PROBLEM TO WORK ON: Strip the pictures, then copy the remaining data exactly as it stands.

++++ MATERIAL SHOWN ++++

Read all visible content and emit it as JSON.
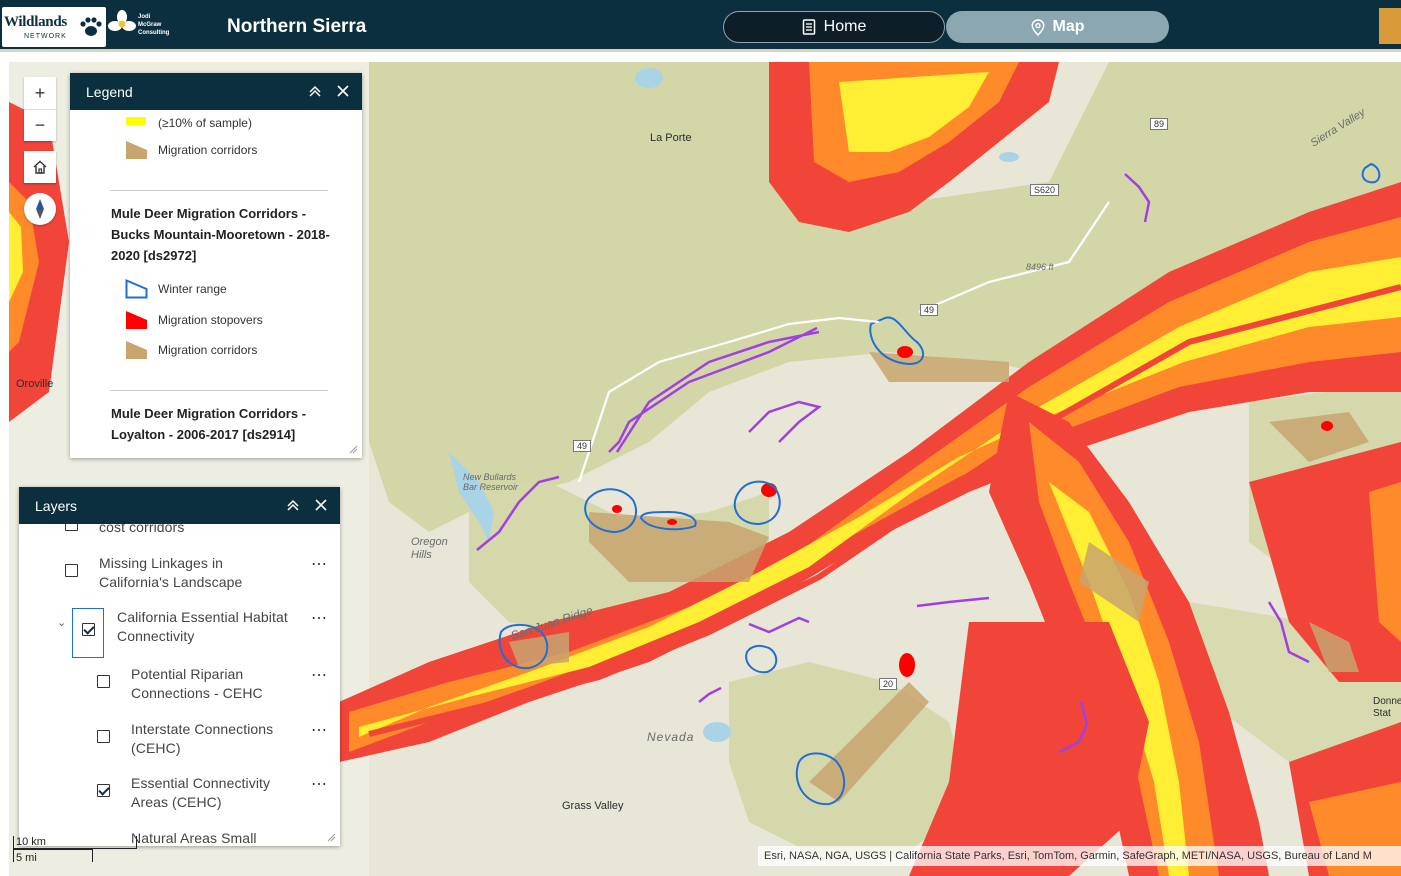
{
  "header": {
    "org_name": "Wildlands",
    "org_sub": "NETWORK",
    "partner_name": "Jodi McGraw Consulting",
    "title": "Northern Sierra",
    "nav": {
      "home_label": "Home",
      "map_label": "Map"
    }
  },
  "map": {
    "labels": {
      "la_porte": "La Porte",
      "sierra_valley": "Sierra Valley",
      "oroville": "Oroville",
      "new_bullards_bar": "New Bullards Bar Reservoir",
      "oregon_hills": "Oregon Hills",
      "san_juan_ridge": "San Juan Ridge",
      "nevada": "Nevada",
      "grass_valley": "Grass Valley",
      "peak_elev": "8496 ft",
      "donner": "Donner Stat"
    },
    "shields": {
      "r89": "89",
      "s620": "S620",
      "r49a": "49",
      "r49b": "49",
      "r20": "20"
    },
    "controls": {
      "zoom_in": "+",
      "zoom_out": "−"
    },
    "scalebar": {
      "km": "10 km",
      "mi": "5 mi"
    },
    "attribution": "Esri, NASA, NGA, USGS | California State Parks, Esri, TomTom, Garmin, SafeGraph, METI/NASA, USGS, Bureau of Land M"
  },
  "legend": {
    "title": "Legend",
    "items_top": [
      {
        "label": "(≥10% of sample)",
        "color": "#ffff00"
      },
      {
        "label": "Migration corridors",
        "color": "#c8a46e"
      }
    ],
    "group1": {
      "title": "Mule Deer Migration Corridors - Bucks Mountain-Mooretown - 2018-2020 [ds2972]",
      "items": [
        {
          "label": "Winter range",
          "color": "#1f6fd6"
        },
        {
          "label": "Migration stopovers",
          "color": "#ff0000"
        },
        {
          "label": "Migration corridors",
          "color": "#c8a46e"
        }
      ]
    },
    "group2": {
      "title": "Mule Deer Migration Corridors - Loyalton - 2006-2017 [ds2914]"
    }
  },
  "layers": {
    "title": "Layers",
    "items": [
      {
        "label": "cost corridors",
        "checked": false
      },
      {
        "label": "Missing Linkages in California's Landscape",
        "checked": false
      },
      {
        "label": "California Essential Habitat Connectivity",
        "checked": true
      },
      {
        "label": "Potential Riparian Connections - CEHC",
        "checked": false
      },
      {
        "label": "Interstate Connections (CEHC)",
        "checked": false
      },
      {
        "label": "Essential Connectivity Areas (CEHC)",
        "checked": true
      },
      {
        "label": "Natural Areas Small",
        "checked": false
      }
    ]
  },
  "colors": {
    "header_bg": "#0b2f3e",
    "corridor_red": "#f2453a",
    "corridor_orange": "#ff8a2a",
    "corridor_yellow": "#ffee33",
    "public_land": "#d3d7a8",
    "winter_range": "#1f6fd6",
    "stopover": "#ff0000",
    "migration_corridor": "#c8a46e",
    "trail_purple": "#a040e0"
  }
}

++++

WRITTEN ANSWER:
Read all visible content and emit it as JSON.
{
  "header": {
    "org_name": "Wildlands",
    "org_sub": "NETWORK",
    "partner_name": "Jodi McGraw Consulting",
    "title": "Northern Sierra",
    "nav": {
      "home_label": "Home",
      "map_label": "Map"
    }
  },
  "map": {
    "labels": {
      "la_porte": "La Porte",
      "sierra_valley": "Sierra Valley",
      "oroville": "Oroville",
      "new_bullards_bar": "New Bullards Bar Reservoir",
      "oregon_hills": "Oregon Hills",
      "san_juan_ridge": "San Juan Ridge",
      "nevada": "Nevada",
      "grass_valley": "Grass Valley",
      "peak_elev": "8496 ft",
      "donner": "Donner Stat"
    },
    "shields": {
      "r89": "89",
      "s620": "S620",
      "r49a": "49",
      "r49b": "49",
      "r20": "20"
    },
    "controls": {
      "zoom_in": "+",
      "zoom_out": "−"
    },
    "scalebar": {
      "km": "10 km",
      "mi": "5 mi"
    },
    "attribution": "Esri, NASA, NGA, USGS | California State Parks, Esri, TomTom, Garmin, SafeGraph, METI/NASA, USGS, Bureau of Land M"
  },
  "legend": {
    "title": "Legend",
    "items_top": [
      {
        "label": "(≥10% of sample)",
        "color": "#ffff00"
      },
      {
        "label": "Migration corridors",
        "color": "#c8a46e"
      }
    ],
    "group1": {
      "title": "Mule Deer Migration Corridors - Bucks Mountain-Mooretown - 2018-2020 [ds2972]",
      "items": [
        {
          "label": "Winter range",
          "color": "#1f6fd6"
        },
        {
          "label": "Migration stopovers",
          "color": "#ff0000"
        },
        {
          "label": "Migration corridors",
          "color": "#c8a46e"
        }
      ]
    },
    "group2": {
      "title": "Mule Deer Migration Corridors - Loyalton - 2006-2017 [ds2914]"
    }
  },
  "layers": {
    "title": "Layers",
    "items": [
      {
        "label": "cost corridors",
        "checked": false
      },
      {
        "label": "Missing Linkages in California's Landscape",
        "checked": false
      },
      {
        "label": "California Essential Habitat Connectivity",
        "checked": true
      },
      {
        "label": "Potential Riparian Connections - CEHC",
        "checked": false
      },
      {
        "label": "Interstate Connections (CEHC)",
        "checked": false
      },
      {
        "label": "Essential Connectivity Areas (CEHC)",
        "checked": true
      },
      {
        "label": "Natural Areas Small",
        "checked": false
      }
    ]
  },
  "colors": {
    "header_bg": "#0b2f3e",
    "corridor_red": "#f2453a",
    "corridor_orange": "#ff8a2a",
    "corridor_yellow": "#ffee33",
    "public_land": "#d3d7a8",
    "winter_range": "#1f6fd6",
    "stopover": "#ff0000",
    "migration_corridor": "#c8a46e",
    "trail_purple": "#a040e0"
  }
}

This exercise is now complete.